Diagnosed three years ago following an automobile accident, Alexakis opted for transparency with his fan base, as well as to put a face and spread awareness to a condition that is often misunderstood. The resulting waves of support from thousands of fans worldwide was awe inspiring, he shares.
“Having that kind of reaction? I didn’t anticipate that,” he admits. “I figured Everclear fans would be very supportive, but so many people came out of the woodwork. It was viral. Like over 100,000 responses. I got invited on talk shows, Billboard and Rolling Stone. I wasn’t hiding it before, but I wasn’t talking about it and I wanted to talk about it not just for me but for everybody who deals with that affliction or any kind of disease. It makes you feel not as good as anybody else. That really screws with your psyche to have something that intense happen to you. I wanted to communicate those feelings and connect with people and just reassure people that regardless of what you have or what I may have we can still do what we have to do as long as we can.”
With his love of his chosen art as strong as ever, and the support and love of fans, friends and family at his back, Art Alexakis is living life to the fullest, defying odds and expectations and holding on to those silver lings.
“I think there’s a lot of silver linings in my life,” he says calmly. “I mean my life is really good right now. Aside from the MS, the fact that I’m getting older and your physical body isn’t what it used to be, but my spirit is so strong and feels like it’s 20 years old.”

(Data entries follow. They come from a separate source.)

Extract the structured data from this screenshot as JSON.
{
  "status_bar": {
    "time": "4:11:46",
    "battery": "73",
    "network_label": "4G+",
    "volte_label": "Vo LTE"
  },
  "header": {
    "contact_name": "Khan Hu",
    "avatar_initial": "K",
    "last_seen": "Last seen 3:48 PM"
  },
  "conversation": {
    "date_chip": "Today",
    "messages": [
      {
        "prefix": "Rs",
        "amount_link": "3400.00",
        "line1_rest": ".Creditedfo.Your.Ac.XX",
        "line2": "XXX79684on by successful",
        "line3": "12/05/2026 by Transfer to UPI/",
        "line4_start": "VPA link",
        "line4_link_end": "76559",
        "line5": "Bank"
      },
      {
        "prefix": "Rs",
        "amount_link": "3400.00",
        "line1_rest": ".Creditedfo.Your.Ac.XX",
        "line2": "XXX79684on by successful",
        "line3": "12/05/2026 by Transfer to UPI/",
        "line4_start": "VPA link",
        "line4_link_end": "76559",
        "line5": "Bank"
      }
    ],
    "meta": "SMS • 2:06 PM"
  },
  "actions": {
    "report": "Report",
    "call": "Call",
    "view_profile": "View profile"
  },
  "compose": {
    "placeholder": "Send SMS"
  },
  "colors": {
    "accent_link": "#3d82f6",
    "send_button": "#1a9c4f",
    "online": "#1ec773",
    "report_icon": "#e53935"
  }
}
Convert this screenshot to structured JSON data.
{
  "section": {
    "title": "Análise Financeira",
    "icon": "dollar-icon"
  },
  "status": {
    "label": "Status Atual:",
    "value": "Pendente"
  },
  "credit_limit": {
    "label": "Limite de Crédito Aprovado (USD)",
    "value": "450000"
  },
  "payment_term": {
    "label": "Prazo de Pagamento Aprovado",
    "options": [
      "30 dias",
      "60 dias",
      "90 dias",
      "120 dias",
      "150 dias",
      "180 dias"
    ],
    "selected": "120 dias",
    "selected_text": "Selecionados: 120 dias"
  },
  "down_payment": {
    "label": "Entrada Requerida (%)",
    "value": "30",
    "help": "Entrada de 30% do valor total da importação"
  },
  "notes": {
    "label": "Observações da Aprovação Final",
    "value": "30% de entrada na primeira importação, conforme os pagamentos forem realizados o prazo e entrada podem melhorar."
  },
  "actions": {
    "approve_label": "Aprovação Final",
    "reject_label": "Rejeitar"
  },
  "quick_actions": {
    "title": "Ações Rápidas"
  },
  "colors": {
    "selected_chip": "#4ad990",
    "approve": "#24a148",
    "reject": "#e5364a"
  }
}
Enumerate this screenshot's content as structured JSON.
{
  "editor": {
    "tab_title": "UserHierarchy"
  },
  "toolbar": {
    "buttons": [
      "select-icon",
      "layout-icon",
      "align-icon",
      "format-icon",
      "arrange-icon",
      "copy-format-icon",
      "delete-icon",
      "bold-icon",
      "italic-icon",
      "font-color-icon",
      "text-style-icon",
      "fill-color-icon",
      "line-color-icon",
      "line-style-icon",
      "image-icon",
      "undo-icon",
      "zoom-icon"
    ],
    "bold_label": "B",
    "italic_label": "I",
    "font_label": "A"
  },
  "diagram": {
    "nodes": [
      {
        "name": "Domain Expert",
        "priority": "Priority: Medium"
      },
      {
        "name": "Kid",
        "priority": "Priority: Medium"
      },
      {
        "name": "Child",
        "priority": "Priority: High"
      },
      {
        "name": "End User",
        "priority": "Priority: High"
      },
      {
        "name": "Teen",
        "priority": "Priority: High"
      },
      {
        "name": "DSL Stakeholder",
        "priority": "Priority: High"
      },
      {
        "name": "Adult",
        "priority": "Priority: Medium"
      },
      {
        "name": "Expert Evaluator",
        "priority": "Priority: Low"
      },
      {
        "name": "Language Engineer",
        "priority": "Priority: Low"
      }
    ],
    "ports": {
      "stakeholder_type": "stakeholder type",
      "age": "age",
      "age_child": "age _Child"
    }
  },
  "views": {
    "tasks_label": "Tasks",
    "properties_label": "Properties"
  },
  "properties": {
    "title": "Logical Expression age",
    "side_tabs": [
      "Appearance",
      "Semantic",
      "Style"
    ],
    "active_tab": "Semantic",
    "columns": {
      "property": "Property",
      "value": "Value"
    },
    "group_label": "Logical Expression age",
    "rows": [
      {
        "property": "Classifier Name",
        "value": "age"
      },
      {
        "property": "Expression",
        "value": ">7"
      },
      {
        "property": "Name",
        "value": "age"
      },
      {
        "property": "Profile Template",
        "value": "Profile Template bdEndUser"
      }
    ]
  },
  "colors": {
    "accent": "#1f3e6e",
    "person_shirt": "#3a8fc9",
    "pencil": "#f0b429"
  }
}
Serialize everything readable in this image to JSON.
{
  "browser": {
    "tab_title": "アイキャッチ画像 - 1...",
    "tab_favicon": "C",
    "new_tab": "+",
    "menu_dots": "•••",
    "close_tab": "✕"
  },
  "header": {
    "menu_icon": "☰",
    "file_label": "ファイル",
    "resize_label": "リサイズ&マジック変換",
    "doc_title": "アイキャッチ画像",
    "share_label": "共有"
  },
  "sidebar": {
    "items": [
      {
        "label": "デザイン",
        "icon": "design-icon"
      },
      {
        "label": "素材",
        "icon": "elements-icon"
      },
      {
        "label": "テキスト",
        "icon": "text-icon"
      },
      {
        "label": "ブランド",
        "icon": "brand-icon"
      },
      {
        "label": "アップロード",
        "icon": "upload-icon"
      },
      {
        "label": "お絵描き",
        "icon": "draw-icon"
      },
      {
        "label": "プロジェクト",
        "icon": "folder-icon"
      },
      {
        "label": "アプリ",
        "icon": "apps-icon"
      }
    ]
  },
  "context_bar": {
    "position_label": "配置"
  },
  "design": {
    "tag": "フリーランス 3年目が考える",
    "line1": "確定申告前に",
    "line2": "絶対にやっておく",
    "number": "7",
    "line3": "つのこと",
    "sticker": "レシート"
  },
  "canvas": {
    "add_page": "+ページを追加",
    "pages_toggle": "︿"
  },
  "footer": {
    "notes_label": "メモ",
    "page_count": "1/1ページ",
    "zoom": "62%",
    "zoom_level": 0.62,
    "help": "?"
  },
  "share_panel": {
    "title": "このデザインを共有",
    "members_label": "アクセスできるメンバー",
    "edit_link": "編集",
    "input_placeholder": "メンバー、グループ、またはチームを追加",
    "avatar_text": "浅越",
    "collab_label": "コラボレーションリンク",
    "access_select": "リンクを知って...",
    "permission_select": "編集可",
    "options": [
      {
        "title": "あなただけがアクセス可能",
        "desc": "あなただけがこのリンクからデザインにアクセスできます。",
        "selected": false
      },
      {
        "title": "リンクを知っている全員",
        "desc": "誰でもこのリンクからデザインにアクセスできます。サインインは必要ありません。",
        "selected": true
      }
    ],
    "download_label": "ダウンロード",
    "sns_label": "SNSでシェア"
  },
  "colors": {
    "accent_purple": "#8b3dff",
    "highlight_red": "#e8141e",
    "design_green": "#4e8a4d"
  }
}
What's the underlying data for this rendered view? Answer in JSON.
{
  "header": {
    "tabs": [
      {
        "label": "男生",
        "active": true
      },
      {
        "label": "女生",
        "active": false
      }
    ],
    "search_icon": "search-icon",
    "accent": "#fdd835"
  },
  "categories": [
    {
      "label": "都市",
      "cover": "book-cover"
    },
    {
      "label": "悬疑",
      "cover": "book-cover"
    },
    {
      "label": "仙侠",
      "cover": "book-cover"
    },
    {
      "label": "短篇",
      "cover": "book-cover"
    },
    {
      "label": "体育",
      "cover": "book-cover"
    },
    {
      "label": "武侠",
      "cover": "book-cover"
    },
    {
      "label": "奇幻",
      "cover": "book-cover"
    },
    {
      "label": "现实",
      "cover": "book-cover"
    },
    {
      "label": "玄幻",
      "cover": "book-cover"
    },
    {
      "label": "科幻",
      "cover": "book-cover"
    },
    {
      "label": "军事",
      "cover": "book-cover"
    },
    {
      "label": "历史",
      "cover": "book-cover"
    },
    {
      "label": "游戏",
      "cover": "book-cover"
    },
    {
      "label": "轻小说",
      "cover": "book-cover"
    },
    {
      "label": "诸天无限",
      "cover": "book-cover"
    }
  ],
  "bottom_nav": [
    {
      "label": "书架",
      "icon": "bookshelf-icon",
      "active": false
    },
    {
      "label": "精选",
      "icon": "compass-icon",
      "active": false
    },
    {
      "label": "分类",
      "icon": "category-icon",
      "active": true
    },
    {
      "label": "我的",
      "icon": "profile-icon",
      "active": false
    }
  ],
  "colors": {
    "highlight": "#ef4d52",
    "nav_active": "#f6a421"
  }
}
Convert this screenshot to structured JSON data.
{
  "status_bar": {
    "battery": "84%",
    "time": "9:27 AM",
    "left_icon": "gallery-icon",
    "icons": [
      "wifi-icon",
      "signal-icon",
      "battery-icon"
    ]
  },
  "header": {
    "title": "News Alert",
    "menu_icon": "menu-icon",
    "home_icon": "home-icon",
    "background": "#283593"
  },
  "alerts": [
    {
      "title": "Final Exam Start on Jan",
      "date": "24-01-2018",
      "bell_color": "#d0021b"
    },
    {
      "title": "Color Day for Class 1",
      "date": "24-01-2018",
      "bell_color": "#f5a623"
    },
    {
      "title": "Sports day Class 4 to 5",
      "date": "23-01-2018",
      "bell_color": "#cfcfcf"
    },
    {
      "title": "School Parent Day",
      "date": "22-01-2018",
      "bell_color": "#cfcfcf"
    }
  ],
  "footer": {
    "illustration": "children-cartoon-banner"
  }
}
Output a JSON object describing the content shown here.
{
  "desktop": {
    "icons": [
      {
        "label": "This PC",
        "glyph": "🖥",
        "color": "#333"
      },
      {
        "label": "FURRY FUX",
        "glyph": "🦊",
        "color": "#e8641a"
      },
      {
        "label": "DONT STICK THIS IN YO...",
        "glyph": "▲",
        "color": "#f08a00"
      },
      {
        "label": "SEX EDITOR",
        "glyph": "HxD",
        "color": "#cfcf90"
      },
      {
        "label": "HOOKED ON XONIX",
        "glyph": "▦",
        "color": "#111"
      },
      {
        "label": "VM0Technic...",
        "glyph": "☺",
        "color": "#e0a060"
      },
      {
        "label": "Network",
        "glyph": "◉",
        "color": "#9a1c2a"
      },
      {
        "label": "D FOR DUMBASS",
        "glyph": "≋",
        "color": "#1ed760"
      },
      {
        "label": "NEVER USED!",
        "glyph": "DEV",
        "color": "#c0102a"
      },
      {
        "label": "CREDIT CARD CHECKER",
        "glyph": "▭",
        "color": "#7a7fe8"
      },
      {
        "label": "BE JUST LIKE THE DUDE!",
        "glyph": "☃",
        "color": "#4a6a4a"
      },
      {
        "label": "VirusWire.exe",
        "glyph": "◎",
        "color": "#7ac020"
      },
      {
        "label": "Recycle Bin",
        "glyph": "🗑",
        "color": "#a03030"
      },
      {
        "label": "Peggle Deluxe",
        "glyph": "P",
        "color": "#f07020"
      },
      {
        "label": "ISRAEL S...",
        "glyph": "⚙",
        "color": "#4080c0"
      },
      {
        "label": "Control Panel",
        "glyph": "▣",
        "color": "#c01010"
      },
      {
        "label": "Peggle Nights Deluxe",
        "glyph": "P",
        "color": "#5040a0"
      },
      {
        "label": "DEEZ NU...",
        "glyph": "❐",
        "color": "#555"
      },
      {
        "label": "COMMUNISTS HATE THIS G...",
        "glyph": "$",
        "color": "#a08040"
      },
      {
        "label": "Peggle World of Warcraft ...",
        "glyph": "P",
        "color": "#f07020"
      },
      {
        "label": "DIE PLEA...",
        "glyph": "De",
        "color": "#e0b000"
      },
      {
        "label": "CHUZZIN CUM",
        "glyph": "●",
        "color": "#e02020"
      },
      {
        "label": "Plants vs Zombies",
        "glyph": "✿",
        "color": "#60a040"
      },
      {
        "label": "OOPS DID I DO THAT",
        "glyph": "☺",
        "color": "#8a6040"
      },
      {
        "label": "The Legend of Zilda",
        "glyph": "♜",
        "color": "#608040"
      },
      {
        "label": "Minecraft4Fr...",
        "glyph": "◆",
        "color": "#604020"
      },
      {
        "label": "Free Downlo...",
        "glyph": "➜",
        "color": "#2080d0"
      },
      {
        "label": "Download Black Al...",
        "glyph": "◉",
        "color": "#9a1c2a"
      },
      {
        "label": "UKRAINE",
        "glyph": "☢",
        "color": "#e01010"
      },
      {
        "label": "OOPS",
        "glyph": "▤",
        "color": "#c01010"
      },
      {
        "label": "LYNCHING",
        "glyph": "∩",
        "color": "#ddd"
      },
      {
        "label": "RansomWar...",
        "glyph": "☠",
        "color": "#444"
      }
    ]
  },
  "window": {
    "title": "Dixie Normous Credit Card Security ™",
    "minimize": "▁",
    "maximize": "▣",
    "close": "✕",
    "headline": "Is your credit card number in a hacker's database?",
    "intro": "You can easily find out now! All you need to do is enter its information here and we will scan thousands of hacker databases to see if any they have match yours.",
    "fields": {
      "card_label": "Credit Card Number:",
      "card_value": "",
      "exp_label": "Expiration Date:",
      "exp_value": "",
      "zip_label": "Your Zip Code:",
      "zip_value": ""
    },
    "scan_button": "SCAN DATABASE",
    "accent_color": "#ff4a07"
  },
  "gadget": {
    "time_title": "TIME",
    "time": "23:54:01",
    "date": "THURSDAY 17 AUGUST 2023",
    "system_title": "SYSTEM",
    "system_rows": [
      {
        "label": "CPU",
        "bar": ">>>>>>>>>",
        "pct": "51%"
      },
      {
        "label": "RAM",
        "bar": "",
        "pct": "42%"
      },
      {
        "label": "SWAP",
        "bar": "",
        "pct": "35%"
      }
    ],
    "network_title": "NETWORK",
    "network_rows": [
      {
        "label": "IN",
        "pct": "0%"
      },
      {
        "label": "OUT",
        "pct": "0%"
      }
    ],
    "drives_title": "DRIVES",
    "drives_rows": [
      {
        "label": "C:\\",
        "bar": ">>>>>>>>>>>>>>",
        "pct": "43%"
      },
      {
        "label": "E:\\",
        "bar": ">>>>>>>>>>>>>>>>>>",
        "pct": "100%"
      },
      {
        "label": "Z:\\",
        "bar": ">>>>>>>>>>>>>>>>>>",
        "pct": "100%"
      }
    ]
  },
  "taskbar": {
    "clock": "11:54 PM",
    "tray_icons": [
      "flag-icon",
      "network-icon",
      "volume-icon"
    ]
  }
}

For tickets to the September 16th performance or more information on Everclear and Art Alexakis visit everclearmusic.com and icebergalleyconcerts.com